Textbook Christensen

Facebook’s messaging app strategy was textbook Christensen. To really drive transformative change, you need to change your entire company and values, which is almost always best achieved by either acquiring companies or launching new divisions, so that you can learn to think and behave differently. After all, as a company, you have to respond to dramatic change in a dramatic fashion, because, up until now, your established way of doing things has resulted in you falling behind. So, in 2012, Facebook acquired Instagram for $1 billion (to initially be run as a separate entity), and then WhatsApp in 2014 for $19.3 billion. Facebook is now the biggest messaging app company on the planet, though the world has changed so much, these apps are often not even called messaging apps anymore. They are simply social apps. That is the scale of the transformation that Facebook achieved, and the metaverse is next.

Ramifications

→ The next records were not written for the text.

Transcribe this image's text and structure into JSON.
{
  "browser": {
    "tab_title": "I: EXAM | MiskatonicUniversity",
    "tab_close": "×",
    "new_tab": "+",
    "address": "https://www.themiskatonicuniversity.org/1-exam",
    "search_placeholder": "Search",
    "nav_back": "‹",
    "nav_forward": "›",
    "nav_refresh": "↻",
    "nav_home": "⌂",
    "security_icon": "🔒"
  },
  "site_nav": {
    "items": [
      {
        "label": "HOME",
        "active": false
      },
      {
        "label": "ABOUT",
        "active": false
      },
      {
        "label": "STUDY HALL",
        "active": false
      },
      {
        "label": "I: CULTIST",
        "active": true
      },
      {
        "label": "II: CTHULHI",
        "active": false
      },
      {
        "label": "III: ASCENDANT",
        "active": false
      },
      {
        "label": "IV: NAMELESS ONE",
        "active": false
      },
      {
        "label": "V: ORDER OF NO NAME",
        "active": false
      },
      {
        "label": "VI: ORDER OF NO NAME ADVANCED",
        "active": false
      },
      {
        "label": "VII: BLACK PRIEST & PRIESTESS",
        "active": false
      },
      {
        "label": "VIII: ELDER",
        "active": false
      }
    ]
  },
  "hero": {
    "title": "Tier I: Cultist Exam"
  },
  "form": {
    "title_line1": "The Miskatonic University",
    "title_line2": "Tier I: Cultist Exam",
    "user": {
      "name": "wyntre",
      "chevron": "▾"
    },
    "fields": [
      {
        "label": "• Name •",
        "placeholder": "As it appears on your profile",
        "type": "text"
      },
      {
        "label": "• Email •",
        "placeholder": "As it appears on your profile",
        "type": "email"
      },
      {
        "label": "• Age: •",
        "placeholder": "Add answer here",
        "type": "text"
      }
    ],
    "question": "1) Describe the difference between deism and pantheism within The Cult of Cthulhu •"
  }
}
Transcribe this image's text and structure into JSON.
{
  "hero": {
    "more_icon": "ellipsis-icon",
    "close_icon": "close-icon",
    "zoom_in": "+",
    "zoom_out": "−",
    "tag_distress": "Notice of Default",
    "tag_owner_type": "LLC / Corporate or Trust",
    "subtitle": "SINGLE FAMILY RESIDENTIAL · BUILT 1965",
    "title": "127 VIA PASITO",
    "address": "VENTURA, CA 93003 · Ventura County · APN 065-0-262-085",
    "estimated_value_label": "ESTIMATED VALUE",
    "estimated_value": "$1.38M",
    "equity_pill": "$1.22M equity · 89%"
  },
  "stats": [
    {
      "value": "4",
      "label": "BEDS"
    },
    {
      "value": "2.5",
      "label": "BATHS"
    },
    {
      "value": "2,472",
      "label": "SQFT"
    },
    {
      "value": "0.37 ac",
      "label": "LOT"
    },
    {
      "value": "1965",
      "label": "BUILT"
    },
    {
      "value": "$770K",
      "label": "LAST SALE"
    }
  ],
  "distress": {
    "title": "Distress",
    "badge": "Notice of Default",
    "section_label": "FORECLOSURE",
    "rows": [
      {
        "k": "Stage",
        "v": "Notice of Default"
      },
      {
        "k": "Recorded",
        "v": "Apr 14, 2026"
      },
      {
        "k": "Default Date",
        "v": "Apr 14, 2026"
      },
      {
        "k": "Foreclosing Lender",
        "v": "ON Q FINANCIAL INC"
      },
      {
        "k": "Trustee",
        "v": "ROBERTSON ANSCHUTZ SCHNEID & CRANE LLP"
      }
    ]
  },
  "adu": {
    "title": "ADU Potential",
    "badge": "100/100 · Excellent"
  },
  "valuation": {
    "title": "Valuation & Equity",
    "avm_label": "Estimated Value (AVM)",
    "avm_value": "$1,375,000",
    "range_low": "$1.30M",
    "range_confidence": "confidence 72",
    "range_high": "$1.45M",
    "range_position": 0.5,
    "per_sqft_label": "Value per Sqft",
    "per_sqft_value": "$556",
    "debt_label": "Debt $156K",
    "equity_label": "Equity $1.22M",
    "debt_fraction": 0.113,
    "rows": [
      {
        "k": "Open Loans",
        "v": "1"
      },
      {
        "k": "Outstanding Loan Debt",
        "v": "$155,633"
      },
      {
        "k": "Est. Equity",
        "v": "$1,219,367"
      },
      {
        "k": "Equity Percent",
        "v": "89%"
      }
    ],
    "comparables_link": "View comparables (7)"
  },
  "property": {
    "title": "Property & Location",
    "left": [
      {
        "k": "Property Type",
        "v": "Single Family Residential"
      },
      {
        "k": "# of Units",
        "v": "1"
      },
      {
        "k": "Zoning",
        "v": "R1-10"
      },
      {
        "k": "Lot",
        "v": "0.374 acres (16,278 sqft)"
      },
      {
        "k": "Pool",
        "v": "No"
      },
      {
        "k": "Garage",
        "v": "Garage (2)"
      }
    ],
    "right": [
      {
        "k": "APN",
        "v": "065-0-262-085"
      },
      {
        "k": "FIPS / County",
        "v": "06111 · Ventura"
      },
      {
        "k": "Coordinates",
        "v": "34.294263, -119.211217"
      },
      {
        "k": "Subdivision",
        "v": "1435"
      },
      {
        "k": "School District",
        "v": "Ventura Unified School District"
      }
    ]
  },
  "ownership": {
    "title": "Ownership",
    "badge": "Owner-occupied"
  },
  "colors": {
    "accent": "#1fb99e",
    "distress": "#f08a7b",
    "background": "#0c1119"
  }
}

If Facebook Meta follows a similar path for its metaverse strategy as it did for messaging apps, then a couple of major acquisitions will follow. It would be the wise move to do so, and hopefully Meta’s commitment to spending $10 billion on the metaverse does not reflect the hubris of a company that now thinks it is so good that it can do everything itself. If it is, then the odds are that Meta will not be the key metaverse player. But, if Meta does follow the Christensen playbook and become the central force of the metaverse, then there some major permutations, and even responsibilities, for Meta:

  • If the metaverse becomes the future of social then, unless there is some kind of cultural reset, all of the negative, dark sides of social will simply migrate over and become magnified. Imagine how psychologically damaging getting trolled and abused in virtual reality could be, especially for impressionable, younger people
  • The filter bubbles formed in two-dimensional social media already enable false narratives, like QAnon, to feel entirely real. Imagine just how much more real false narratives could feel in immersive environments

The immersive web

Societal risks and responsibilities aside, the shift to the metaverse represents a broader paradigm shift in digital entertainment and connectivity. MIDiA terms this as the Immersive Web, and, in fact, Facebook’s Meta announcement is a neat validation of the title of our 2021 Predictions report: ‘The Year of the Immersive Web’. Whether lightening can strike twice for Meta remains to be seen, but if it follows its 2011-2014 blueprint, then it has to be in with a shout of being the dominant metaverse player. Metaverses, though, are still heavily rooted in games, and while Meta is making a big bet on their future existing outside of games, there is no doubt that some gaming dynamics and experiences will still be part of what the future of metaverses are. The question is whether that means that the addressable audience is going to be narrower than it was for messaging apps, at least within a meaningful time frame (e.g., 5-10 years)? If not, then the risk is that Meta could end up winning the wrong war and building the future of games, instead of the future of social.